• SOURCE INFORMATION:
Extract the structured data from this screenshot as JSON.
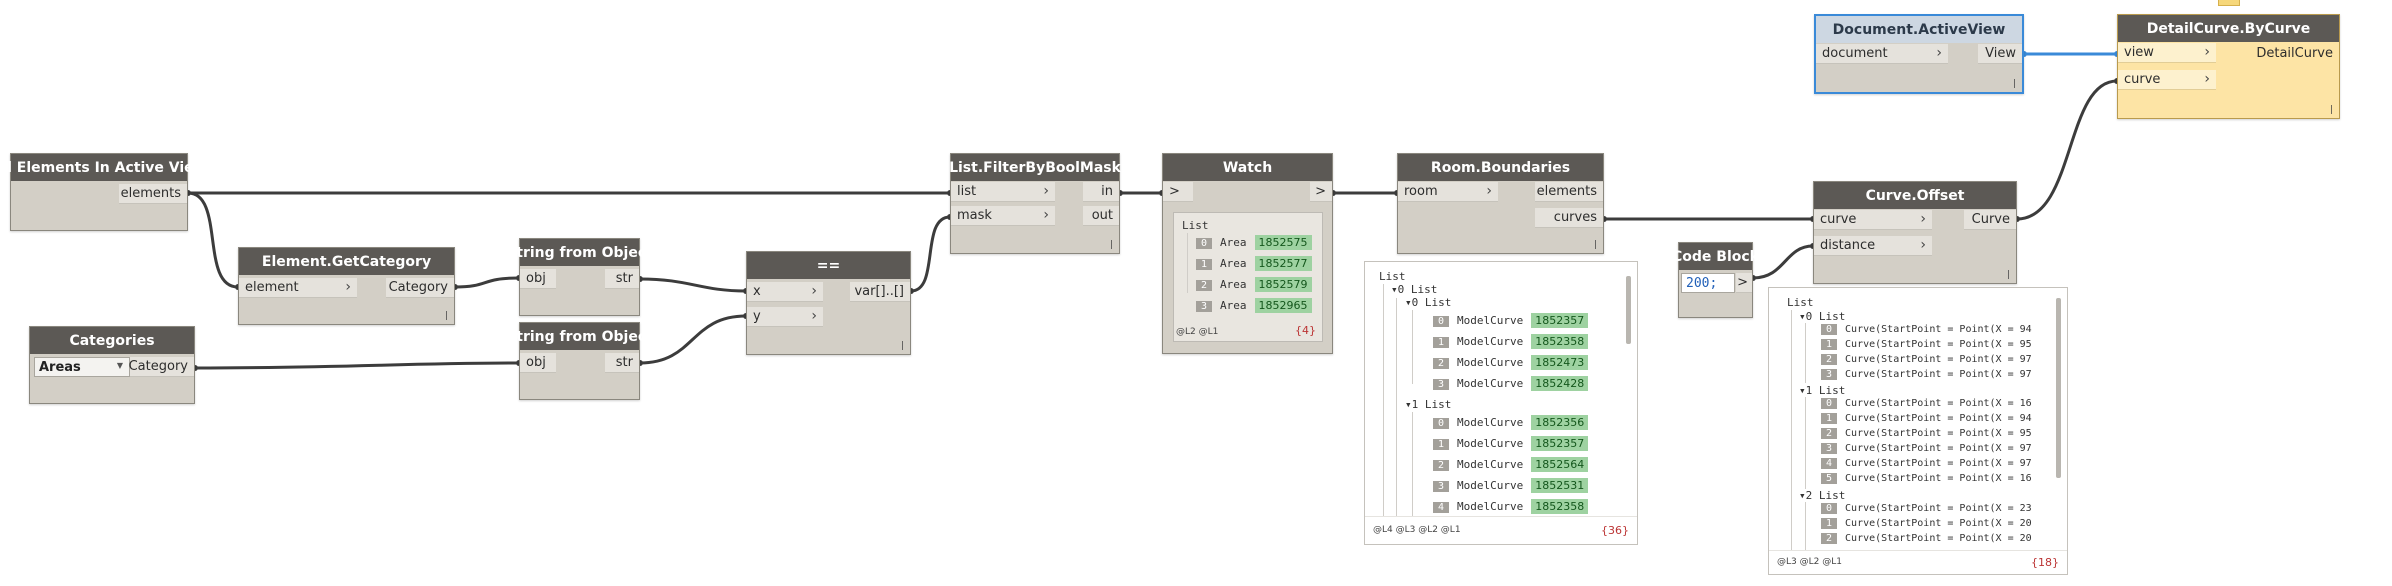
{
  "nodes": {
    "all_elements": {
      "title": "All Elements In Active View",
      "outputs": [
        "elements"
      ]
    },
    "element_getcategory": {
      "title": "Element.GetCategory",
      "inputs": [
        "element"
      ],
      "outputs": [
        "Category"
      ]
    },
    "string_obj_1": {
      "title": "String from Object",
      "inputs": [
        "obj"
      ],
      "outputs": [
        "str"
      ]
    },
    "categories": {
      "title": "Categories",
      "selected": "Areas",
      "outputs": [
        "Category"
      ]
    },
    "string_obj_2": {
      "title": "String from Object",
      "inputs": [
        "obj"
      ],
      "outputs": [
        "str"
      ]
    },
    "equals": {
      "title": "==",
      "inputs": [
        "x",
        "y"
      ],
      "outputs": [
        "var[]..[]"
      ]
    },
    "filter_bool_mask": {
      "title": "List.FilterByBoolMask",
      "inputs": [
        "list",
        "mask"
      ],
      "outputs": [
        "in",
        "out"
      ]
    },
    "watch": {
      "title": "Watch",
      "inputs": [
        ">"
      ],
      "outputs": [
        ">"
      ]
    },
    "room_boundaries": {
      "title": "Room.Boundaries",
      "inputs": [
        "room"
      ],
      "outputs": [
        "elements",
        "curves"
      ]
    },
    "code_block": {
      "title": "Code Block",
      "code": "200;",
      "outputs": [
        ">"
      ]
    },
    "curve_offset": {
      "title": "Curve.Offset",
      "inputs": [
        "curve",
        "distance"
      ],
      "outputs": [
        "Curve"
      ]
    },
    "doc_active_view": {
      "title": "Document.ActiveView",
      "inputs": [
        "document"
      ],
      "outputs": [
        "View"
      ]
    },
    "detail_curve": {
      "title": "DetailCurve.ByCurve",
      "inputs": [
        "view",
        "curve"
      ],
      "outputs": [
        "DetailCurve"
      ]
    }
  },
  "watch_preview": {
    "root": "List",
    "items": [
      {
        "index": "0",
        "type": "Area",
        "id": "1852575"
      },
      {
        "index": "1",
        "type": "Area",
        "id": "1852577"
      },
      {
        "index": "2",
        "type": "Area",
        "id": "1852579"
      },
      {
        "index": "3",
        "type": "Area",
        "id": "1852965"
      }
    ],
    "levels": "@L2 @L1",
    "count": "{4}"
  },
  "room_preview": {
    "root": "List",
    "groups": [
      {
        "label": "0 List",
        "sub": "0 List",
        "items": [
          {
            "index": "0",
            "type": "ModelCurve",
            "id": "1852357"
          },
          {
            "index": "1",
            "type": "ModelCurve",
            "id": "1852358"
          },
          {
            "index": "2",
            "type": "ModelCurve",
            "id": "1852473"
          },
          {
            "index": "3",
            "type": "ModelCurve",
            "id": "1852428"
          }
        ]
      },
      {
        "label": "1 List",
        "items": [
          {
            "index": "0",
            "type": "ModelCurve",
            "id": "1852356"
          },
          {
            "index": "1",
            "type": "ModelCurve",
            "id": "1852357"
          },
          {
            "index": "2",
            "type": "ModelCurve",
            "id": "1852564"
          },
          {
            "index": "3",
            "type": "ModelCurve",
            "id": "1852531"
          },
          {
            "index": "4",
            "type": "ModelCurve",
            "id": "1852358"
          }
        ]
      }
    ],
    "levels": "@L4 @L3 @L2 @L1",
    "count": "{36}"
  },
  "offset_preview": {
    "root": "List",
    "groups": [
      {
        "label": "0 List",
        "items": [
          {
            "index": "0",
            "text": "Curve(StartPoint = Point(X = 94"
          },
          {
            "index": "1",
            "text": "Curve(StartPoint = Point(X = 95"
          },
          {
            "index": "2",
            "text": "Curve(StartPoint = Point(X = 97"
          },
          {
            "index": "3",
            "text": "Curve(StartPoint = Point(X = 97"
          }
        ]
      },
      {
        "label": "1 List",
        "items": [
          {
            "index": "0",
            "text": "Curve(StartPoint = Point(X = 16"
          },
          {
            "index": "1",
            "text": "Curve(StartPoint = Point(X = 94"
          },
          {
            "index": "2",
            "text": "Curve(StartPoint = Point(X = 95"
          },
          {
            "index": "3",
            "text": "Curve(StartPoint = Point(X = 97"
          },
          {
            "index": "4",
            "text": "Curve(StartPoint = Point(X = 97"
          },
          {
            "index": "5",
            "text": "Curve(StartPoint = Point(X = 16"
          }
        ]
      },
      {
        "label": "2 List",
        "items": [
          {
            "index": "0",
            "text": "Curve(StartPoint = Point(X = 23"
          },
          {
            "index": "1",
            "text": "Curve(StartPoint = Point(X = 20"
          },
          {
            "index": "2",
            "text": "Curve(StartPoint = Point(X = 20"
          }
        ]
      }
    ],
    "levels": "@L3 @L2 @L1",
    "count": "{18}"
  },
  "colors": {
    "node_header": "#5c5955",
    "node_body": "#d3cfc6",
    "wire": "#3c3c3c",
    "selected_wire": "#3a8ad8",
    "preview_node": "#fde4a5",
    "value_highlight": "#9ed2a1"
  }
}
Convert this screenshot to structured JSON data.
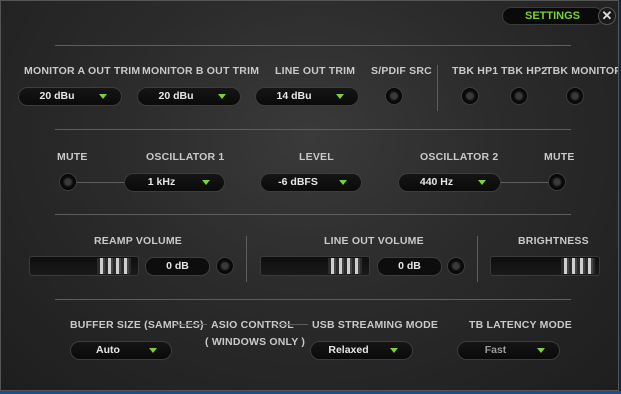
{
  "header": {
    "settings_label": "SETTINGS",
    "close_symbol": "✕"
  },
  "row1": {
    "monitor_a": {
      "label": "MONITOR A OUT TRIM",
      "value": "20 dBu"
    },
    "monitor_b": {
      "label": "MONITOR B OUT TRIM",
      "value": "20 dBu"
    },
    "line_out": {
      "label": "LINE OUT TRIM",
      "value": "14 dBu"
    },
    "spdif": {
      "label": "S/PDIF SRC"
    },
    "tbk_hp1": {
      "label": "TBK HP1"
    },
    "tbk_hp2": {
      "label": "TBK HP2"
    },
    "tbk_monitor": {
      "label": "TBK MONITOR"
    }
  },
  "row2": {
    "mute_left": {
      "label": "MUTE"
    },
    "oscillator1": {
      "label": "OSCILLATOR 1",
      "value": "1 kHz"
    },
    "level": {
      "label": "LEVEL",
      "value": "-6 dBFS"
    },
    "oscillator2": {
      "label": "OSCILLATOR 2",
      "value": "440 Hz"
    },
    "mute_right": {
      "label": "MUTE"
    }
  },
  "row3": {
    "reamp": {
      "label": "REAMP VOLUME",
      "value": "0 dB",
      "level_fraction": 0.72
    },
    "line_out_volume": {
      "label": "LINE OUT VOLUME",
      "value": "0 dB",
      "level_fraction": 0.72
    },
    "brightness": {
      "label": "BRIGHTNESS",
      "level_fraction": 0.75
    }
  },
  "row4": {
    "buffer": {
      "label": "BUFFER SIZE (SAMPLES)",
      "value": "Auto"
    },
    "asio": {
      "label": "ASIO CONTROL",
      "sublabel": "( WINDOWS ONLY )"
    },
    "usb": {
      "label": "USB STREAMING MODE",
      "value": "Relaxed"
    },
    "latency": {
      "label": "TB LATENCY MODE",
      "value": "Fast"
    }
  },
  "colors": {
    "accent": "#7ad13a",
    "panel": "#2b2b2b",
    "text": "#c9c9c9"
  }
}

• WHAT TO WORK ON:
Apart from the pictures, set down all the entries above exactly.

• RESPONSE BELOW:
Extract the structured data from this screenshot as JSON.
{
  "nodes": {
    "all_elements": {
      "title": "All Elements In Active View",
      "outputs": [
        "elements"
      ]
    },
    "element_getcategory": {
      "title": "Element.GetCategory",
      "inputs": [
        "element"
      ],
      "outputs": [
        "Category"
      ]
    },
    "string_obj_1": {
      "title": "String from Object",
      "inputs": [
        "obj"
      ],
      "outputs": [
        "str"
      ]
    },
    "categories": {
      "title": "Categories",
      "selected": "Areas",
      "outputs": [
        "Category"
      ]
    },
    "string_obj_2": {
      "title": "String from Object",
      "inputs": [
        "obj"
      ],
      "outputs": [
        "str"
      ]
    },
    "equals": {
      "title": "==",
      "inputs": [
        "x",
        "y"
      ],
      "outputs": [
        "var[]..[]"
      ]
    },
    "filter_bool_mask": {
      "title": "List.FilterByBoolMask",
      "inputs": [
        "list",
        "mask"
      ],
      "outputs": [
        "in",
        "out"
      ]
    },
    "watch": {
      "title": "Watch",
      "inputs": [
        ">"
      ],
      "outputs": [
        ">"
      ]
    },
    "room_boundaries": {
      "title": "Room.Boundaries",
      "inputs": [
        "room"
      ],
      "outputs": [
        "elements",
        "curves"
      ]
    },
    "code_block": {
      "title": "Code Block",
      "code": "200;",
      "outputs": [
        ">"
      ]
    },
    "curve_offset": {
      "title": "Curve.Offset",
      "inputs": [
        "curve",
        "distance"
      ],
      "outputs": [
        "Curve"
      ]
    },
    "doc_active_view": {
      "title": "Document.ActiveView",
      "inputs": [
        "document"
      ],
      "outputs": [
        "View"
      ]
    },
    "detail_curve": {
      "title": "DetailCurve.ByCurve",
      "inputs": [
        "view",
        "curve"
      ],
      "outputs": [
        "DetailCurve"
      ]
    }
  },
  "watch_preview": {
    "root": "List",
    "items": [
      {
        "index": "0",
        "type": "Area",
        "id": "1852575"
      },
      {
        "index": "1",
        "type": "Area",
        "id": "1852577"
      },
      {
        "index": "2",
        "type": "Area",
        "id": "1852579"
      },
      {
        "index": "3",
        "type": "Area",
        "id": "1852965"
      }
    ],
    "levels": "@L2 @L1",
    "count": "{4}"
  },
  "room_preview": {
    "root": "List",
    "groups": [
      {
        "label": "0 List",
        "sub": "0 List",
        "items": [
          {
            "index": "0",
            "type": "ModelCurve",
            "id": "1852357"
          },
          {
            "index": "1",
            "type": "ModelCurve",
            "id": "1852358"
          },
          {
            "index": "2",
            "type": "ModelCurve",
            "id": "1852473"
          },
          {
            "index": "3",
            "type": "ModelCurve",
            "id": "1852428"
          }
        ]
      },
      {
        "label": "1 List",
        "items": [
          {
            "index": "0",
            "type": "ModelCurve",
            "id": "1852356"
          },
          {
            "index": "1",
            "type": "ModelCurve",
            "id": "1852357"
          },
          {
            "index": "2",
            "type": "ModelCurve",
            "id": "1852564"
          },
          {
            "index": "3",
            "type": "ModelCurve",
            "id": "1852531"
          },
          {
            "index": "4",
            "type": "ModelCurve",
            "id": "1852358"
          }
        ]
      }
    ],
    "levels": "@L4 @L3 @L2 @L1",
    "count": "{36}"
  },
  "offset_preview": {
    "root": "List",
    "groups": [
      {
        "label": "0 List",
        "items": [
          {
            "index": "0",
            "text": "Curve(StartPoint = Point(X = 94"
          },
          {
            "index": "1",
            "text": "Curve(StartPoint = Point(X = 95"
          },
          {
            "index": "2",
            "text": "Curve(StartPoint = Point(X = 97"
          },
          {
            "index": "3",
            "text": "Curve(StartPoint = Point(X = 97"
          }
        ]
      },
      {
        "label": "1 List",
        "items": [
          {
            "index": "0",
            "text": "Curve(StartPoint = Point(X = 16"
          },
          {
            "index": "1",
            "text": "Curve(StartPoint = Point(X = 94"
          },
          {
            "index": "2",
            "text": "Curve(StartPoint = Point(X = 95"
          },
          {
            "index": "3",
            "text": "Curve(StartPoint = Point(X = 97"
          },
          {
            "index": "4",
            "text": "Curve(StartPoint = Point(X = 97"
          },
          {
            "index": "5",
            "text": "Curve(StartPoint = Point(X = 16"
          }
        ]
      },
      {
        "label": "2 List",
        "items": [
          {
            "index": "0",
            "text": "Curve(StartPoint = Point(X = 23"
          },
          {
            "index": "1",
            "text": "Curve(StartPoint = Point(X = 20"
          },
          {
            "index": "2",
            "text": "Curve(StartPoint = Point(X = 20"
          }
        ]
      }
    ],
    "levels": "@L3 @L2 @L1",
    "count": "{18}"
  },
  "colors": {
    "node_header": "#5c5955",
    "node_body": "#d3cfc6",
    "wire": "#3c3c3c",
    "selected_wire": "#3a8ad8",
    "preview_node": "#fde4a5",
    "value_highlight": "#9ed2a1"
  }
}
Convert this screenshot to structured JSON data.
{
  "header": {
    "settings_label": "SETTINGS",
    "close_symbol": "✕"
  },
  "row1": {
    "monitor_a": {
      "label": "MONITOR A OUT TRIM",
      "value": "20 dBu"
    },
    "monitor_b": {
      "label": "MONITOR B OUT TRIM",
      "value": "20 dBu"
    },
    "line_out": {
      "label": "LINE OUT TRIM",
      "value": "14 dBu"
    },
    "spdif": {
      "label": "S/PDIF SRC"
    },
    "tbk_hp1": {
      "label": "TBK HP1"
    },
    "tbk_hp2": {
      "label": "TBK HP2"
    },
    "tbk_monitor": {
      "label": "TBK MONITOR"
    }
  },
  "row2": {
    "mute_left": {
      "label": "MUTE"
    },
    "oscillator1": {
      "label": "OSCILLATOR 1",
      "value": "1 kHz"
    },
    "level": {
      "label": "LEVEL",
      "value": "-6 dBFS"
    },
    "oscillator2": {
      "label": "OSCILLATOR 2",
      "value": "440 Hz"
    },
    "mute_right": {
      "label": "MUTE"
    }
  },
  "row3": {
    "reamp": {
      "label": "REAMP VOLUME",
      "value": "0 dB",
      "level_fraction": 0.72
    },
    "line_out_volume": {
      "label": "LINE OUT VOLUME",
      "value": "0 dB",
      "level_fraction": 0.72
    },
    "brightness": {
      "label": "BRIGHTNESS",
      "level_fraction": 0.75
    }
  },
  "row4": {
    "buffer": {
      "label": "BUFFER SIZE (SAMPLES)",
      "value": "Auto"
    },
    "asio": {
      "label": "ASIO CONTROL",
      "sublabel": "( WINDOWS ONLY )"
    },
    "usb": {
      "label": "USB STREAMING MODE",
      "value": "Relaxed"
    },
    "latency": {
      "label": "TB LATENCY MODE",
      "value": "Fast"
    }
  },
  "colors": {
    "accent": "#7ad13a",
    "panel": "#2b2b2b",
    "text": "#c9c9c9"
  }
}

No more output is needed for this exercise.